Words by Mr Stuart Husband

8 June 2016

From The Gadget Guy to The Sexy Beast, the five archetypes you want to avoid on vacation.

“Fun and laughter on our summer holiday,” crooned Sir Cliff Richard in his celebrated song of the same name, “no more worries for me or you.” We’re not sure where Sir Cliff spent that particular vacation – an uninhabited Hebridean island, perhaps? – but experience regrettably suggests that, depending on the types you encounter at the beach, boardwalk or boutique hotel, your worries may be only just beginning. In the following guide, MR PORTER tips you off as to who you might want to shun in the sun, from feral families to charged-up flashpackers.

You’ll find him lying by the pool, his skin a shade of coral turning slowly to angry puce, his belly distended, an umbrella-festooned cocktail never far from his fleshy fingers. At the hottest point of the day, he may slide off his lounger into the water, seal-like, displacing the majority of the pool’s contents as he goes. While there, he may attempt to mount an inflatable lilo. At this point it would be wise to look away, unless you wish to spend the remaining nights of your holiday in insomniac ferment, gaping at the ceiling fan like Mr Martin Sheen in Apocalypse Now while mouthing the words, “The horror! The horror!”

Where you see spontaneity, he sees anarchy. Where you see relaxation, he sees moral lassitude. Just because it’s a holiday (and who came up with such an egregiously wanton concept, anyway?), there’s no reason not to approach it with the same military-precisioned, every-increment-accounted-for rigidity that rules the rest of his life. This means itineraries plotted, print-outs issued, watches synchronised, a 6.45am PROMPT start to grab the best sunbeds by 8.57am, a 17.14pm PROMPT exit from the pool to be sure of heading up the line for the dinner queue, and Official Stopping Points definitively demarcated on all excursions. After all, disorder causes stress, and holidays should always be stress-free, right?

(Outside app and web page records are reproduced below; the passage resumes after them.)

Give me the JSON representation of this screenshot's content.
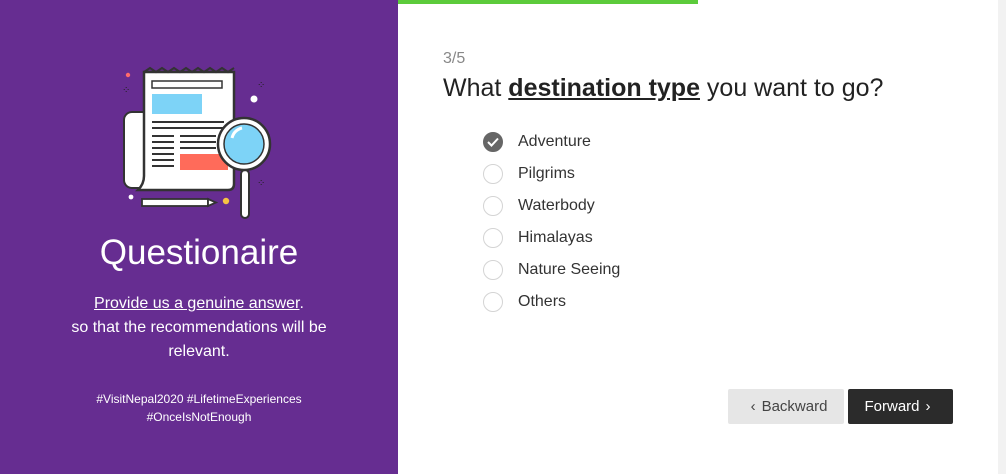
{
  "sidebar": {
    "title": "Questionaire",
    "subtitle_link": "Provide us a genuine answer",
    "subtitle_rest_1": ".",
    "subtitle_rest_2": "so that the recommendations will be",
    "subtitle_rest_3": "relevant.",
    "hashtags_line1": "#VisitNepal2020 #LifetimeExperiences",
    "hashtags_line2": "#OnceIsNotEnough",
    "illustration_icon": "newspaper-magnifier-icon"
  },
  "progress": {
    "fraction": 0.5,
    "color": "#5ccb3b"
  },
  "question": {
    "step": "3/5",
    "prefix": "What ",
    "highlight": "destination type",
    "suffix": " you want to go?"
  },
  "options": [
    {
      "label": "Adventure",
      "checked": true
    },
    {
      "label": "Pilgrims",
      "checked": false
    },
    {
      "label": "Waterbody",
      "checked": false
    },
    {
      "label": "Himalayas",
      "checked": false
    },
    {
      "label": "Nature Seeing",
      "checked": false
    },
    {
      "label": "Others",
      "checked": false
    }
  ],
  "buttons": {
    "back_label": "Backward",
    "forward_label": "Forward"
  },
  "colors": {
    "sidebar_bg": "#662d91",
    "forward_bg": "#2b2b2b",
    "back_bg": "#e6e6e6"
  }
}
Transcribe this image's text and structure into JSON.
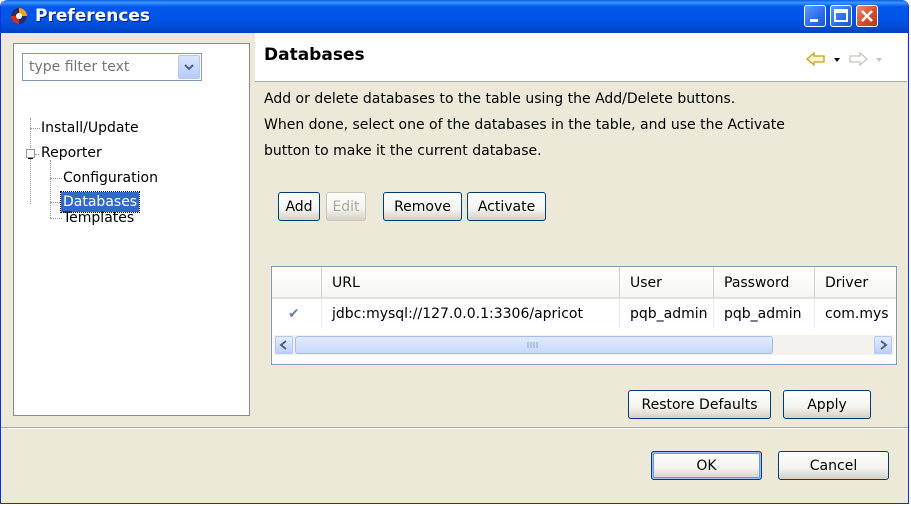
{
  "window": {
    "title": "Preferences"
  },
  "sidebar": {
    "filter_placeholder": "type filter text",
    "tree": [
      {
        "label": "Install/Update"
      },
      {
        "label": "Reporter",
        "expanded": true
      },
      {
        "label": "Configuration"
      },
      {
        "label": "Databases",
        "selected": true
      },
      {
        "label": "Templates"
      }
    ]
  },
  "page": {
    "title": "Databases",
    "description": [
      "Add or delete databases to the table using the Add/Delete buttons.",
      "When done, select one of the databases in the table, and use the Activate",
      "button to make it the current database."
    ],
    "buttons": {
      "add": "Add",
      "edit": "Edit",
      "remove": "Remove",
      "activate": "Activate"
    },
    "table": {
      "columns": [
        "",
        "URL",
        "User",
        "Password",
        "Driver"
      ],
      "rows": [
        {
          "active": "✔",
          "url": "jdbc:mysql://127.0.0.1:3306/apricot",
          "user": "pqb_admin",
          "password": "pqb_admin",
          "driver": "com.mys"
        }
      ]
    },
    "restore_defaults": "Restore Defaults",
    "apply": "Apply"
  },
  "footer": {
    "ok": "OK",
    "cancel": "Cancel"
  },
  "colors": {
    "title_bar": "#0054e3",
    "selection": "#316ac5",
    "close_button": "#d4492a",
    "dialog_bg": "#ece9d8"
  },
  "icons": [
    "eclipse-app-icon",
    "minimize-icon",
    "maximize-icon",
    "close-icon",
    "back-arrow-icon",
    "forward-arrow-icon",
    "chevron-down-icon",
    "checkmark-icon",
    "scroll-left-icon",
    "scroll-right-icon",
    "tree-collapse-icon"
  ]
}
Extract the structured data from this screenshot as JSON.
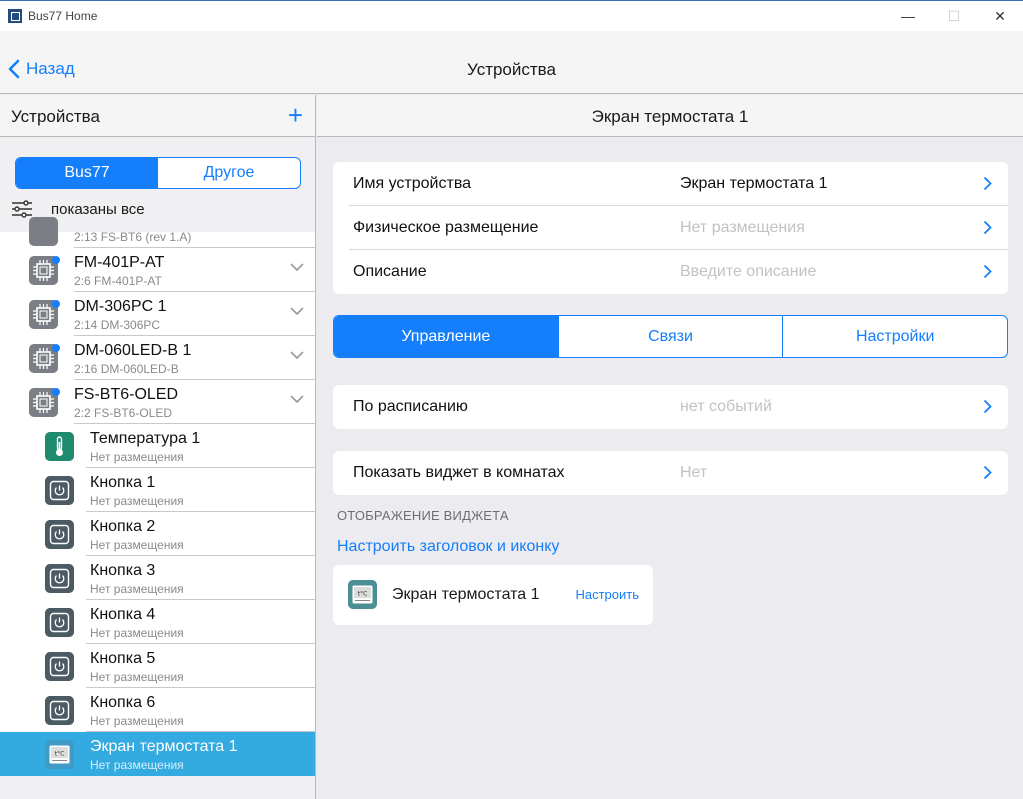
{
  "window": {
    "title": "Bus77 Home",
    "minimize": "—",
    "maximize": "☐",
    "close": "✕"
  },
  "nav": {
    "back_label": "Назад",
    "title": "Устройства"
  },
  "left": {
    "title": "Устройства",
    "add": "+",
    "segments": [
      "Bus77",
      "Другое"
    ],
    "filter_label": "показаны все",
    "items": [
      {
        "name": "",
        "sub": "2:13 FS-BT6 (rev 1.A)"
      },
      {
        "name": "FM-401P-AT",
        "sub": "2:6 FM-401P-AT"
      },
      {
        "name": "DM-306PC 1",
        "sub": "2:14 DM-306PC"
      },
      {
        "name": "DM-060LED-B 1",
        "sub": "2:16 DM-060LED-B"
      },
      {
        "name": "FS-BT6-OLED",
        "sub": "2:2 FS-BT6-OLED"
      }
    ],
    "children": [
      {
        "name": "Температура 1",
        "sub": "Нет размещения"
      },
      {
        "name": "Кнопка 1",
        "sub": "Нет размещения"
      },
      {
        "name": "Кнопка 2",
        "sub": "Нет размещения"
      },
      {
        "name": "Кнопка 3",
        "sub": "Нет размещения"
      },
      {
        "name": "Кнопка 4",
        "sub": "Нет размещения"
      },
      {
        "name": "Кнопка 5",
        "sub": "Нет размещения"
      },
      {
        "name": "Кнопка 6",
        "sub": "Нет размещения"
      },
      {
        "name": "Экран термостата 1",
        "sub": "Нет размещения"
      }
    ]
  },
  "right": {
    "title": "Экран термостата 1",
    "fields": [
      {
        "label": "Имя устройства",
        "value": "Экран термостата 1"
      },
      {
        "label": "Физическое размещение",
        "value": "Нет размещения"
      },
      {
        "label": "Описание",
        "value": "Введите описание"
      }
    ],
    "tabs": [
      "Управление",
      "Связи",
      "Настройки"
    ],
    "schedule": {
      "label": "По расписанию",
      "value": "нет событий"
    },
    "widget_rooms": {
      "label": "Показать виджет в комнатах",
      "value": "Нет"
    },
    "widget_section": "ОТОБРАЖЕНИЕ ВИДЖЕТА",
    "configure_link": "Настроить заголовок и иконку",
    "widget": {
      "name": "Экран термостата 1",
      "button": "Настроить"
    }
  },
  "icons": {
    "thermo_glyph": "t°C"
  },
  "colors": {
    "accent": "#147efb",
    "selected_row": "#33aae0",
    "thermo_green": "#1e8a6e",
    "badge_dot": "#147efb"
  }
}
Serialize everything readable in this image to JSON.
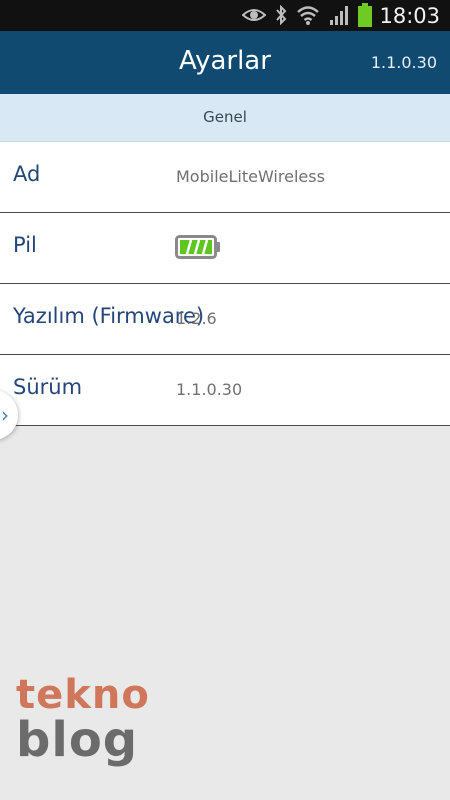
{
  "status_bar": {
    "time": "18:03",
    "icons": [
      "eye-icon",
      "bluetooth-icon",
      "wifi-icon",
      "signal-icon",
      "battery-icon"
    ]
  },
  "header": {
    "title": "Ayarlar",
    "version": "1.1.0.30"
  },
  "section": {
    "title": "Genel"
  },
  "settings": [
    {
      "label": "Ad",
      "value": "MobileLiteWireless"
    },
    {
      "label": "Pil",
      "value_icon": "battery-full-icon",
      "battery_level": 1.0
    },
    {
      "label": "Yazılım (Firmware)",
      "value": "1.2.6"
    },
    {
      "label": "Sürüm",
      "value": "1.1.0.30"
    }
  ],
  "side_tab": {
    "icon": "chevron-right-icon"
  },
  "watermark": {
    "line1": "tekno",
    "line2": "blog"
  },
  "colors": {
    "app_bar": "#114a70",
    "section_header": "#d8e9f5",
    "label": "#24467a",
    "battery_green": "#5fc51f",
    "watermark_orange": "#d0765a",
    "watermark_gray": "#6b6b6b"
  }
}
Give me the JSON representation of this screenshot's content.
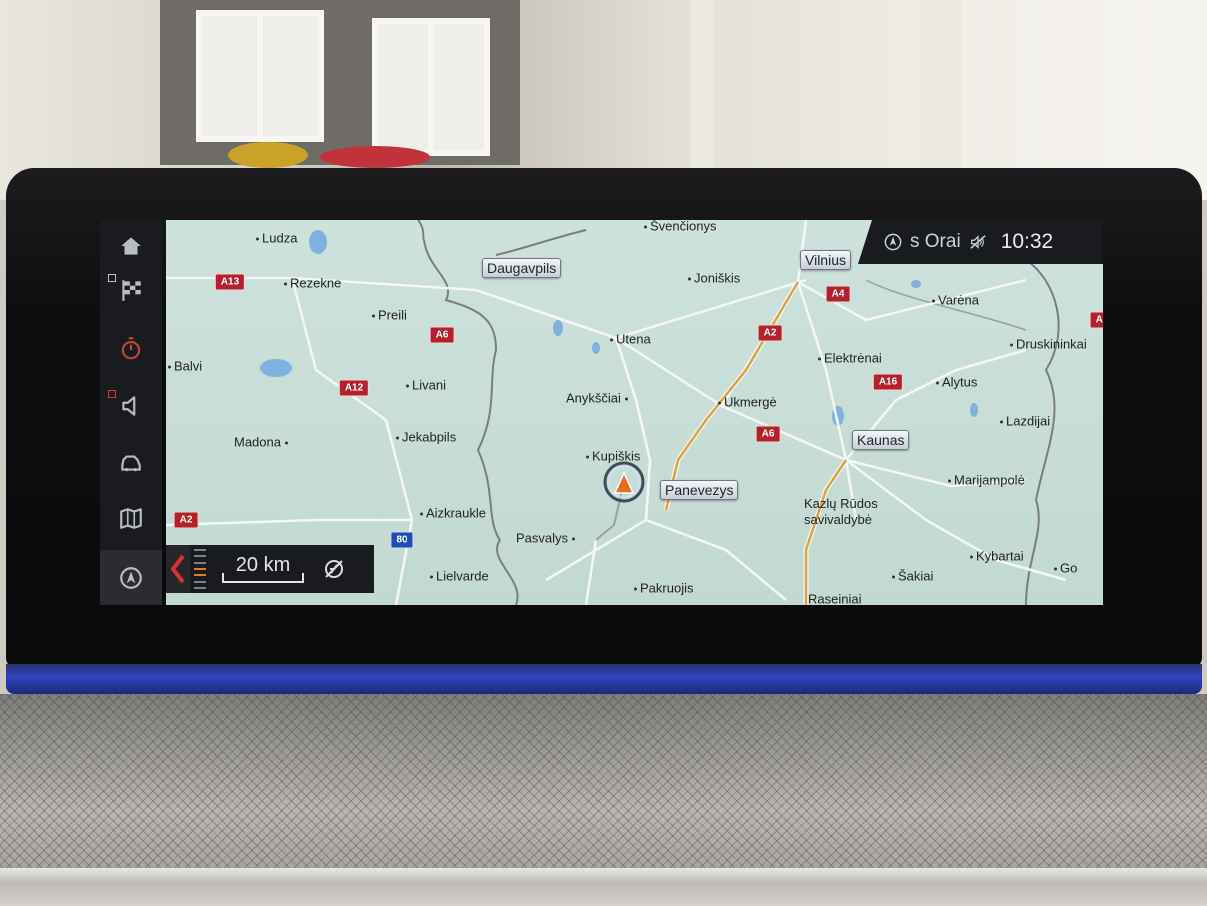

Actual hands-on lived experience is so last century. Instead, the flashpacker “creates mediated content” in a thousand different ways, filming on his GoPro while taking stills on his DSLR for simultaneous posting on Instagram, while manoeuvring his iPhone into position on his selfie stick and tweeting his exact coordinates with the aid of his GPS, while ensuring everything’s backed up on his PDA. The quest here isn’t for the perfect beach or the ultimate café terrace; it’s for a Wi-Fi hotspot with outlet capacity to accommodate the approximately 217 battery packs and chargers that keep his very existence powered up.

It’s possible that you haven’t felt your heart truly sink – as in plummet, plunge, cave in, touch bottom – until you’ve checked into your hotel and discovered the adjacent room is occupied by a family trailing multiple children, all of whom are jacked up on Starmix and testing the pliancy of the connecting wall by hurling next door’s fittings at it. The “easy-going” parents seem little inclined to rein in their offspring’s “natural exuberance”, whether at the beach (sand fights, piercing screams) or in the taverna (smashing glasses, piercing screams), begging the question: did they not understand the “it all” part of “getting away from it all”?

They disdain the popular, the well-trodden and even the comfortable for the “authentically” obscure, windswept and grubby (they’ve been known to storm out of their accommodation when they find it has the temerity to include an inside toilet). They’d rather stick needles in their eyes than refer to an app or guidebook, preferring instead to “go where the locals go” (usually a shack in the middle of a vacant lot whose unimpeachable “rusticity” is measured by the number of cockroaches that fall out of the ceiling rafters and into the soup). And they’re inveterate “toppers” when it comes to tales of intrepidness. “You got dysentery in Mexico? Well, I underwent a full gastrectomy in Bolivia…”

Illustrations by Ms Anje Jager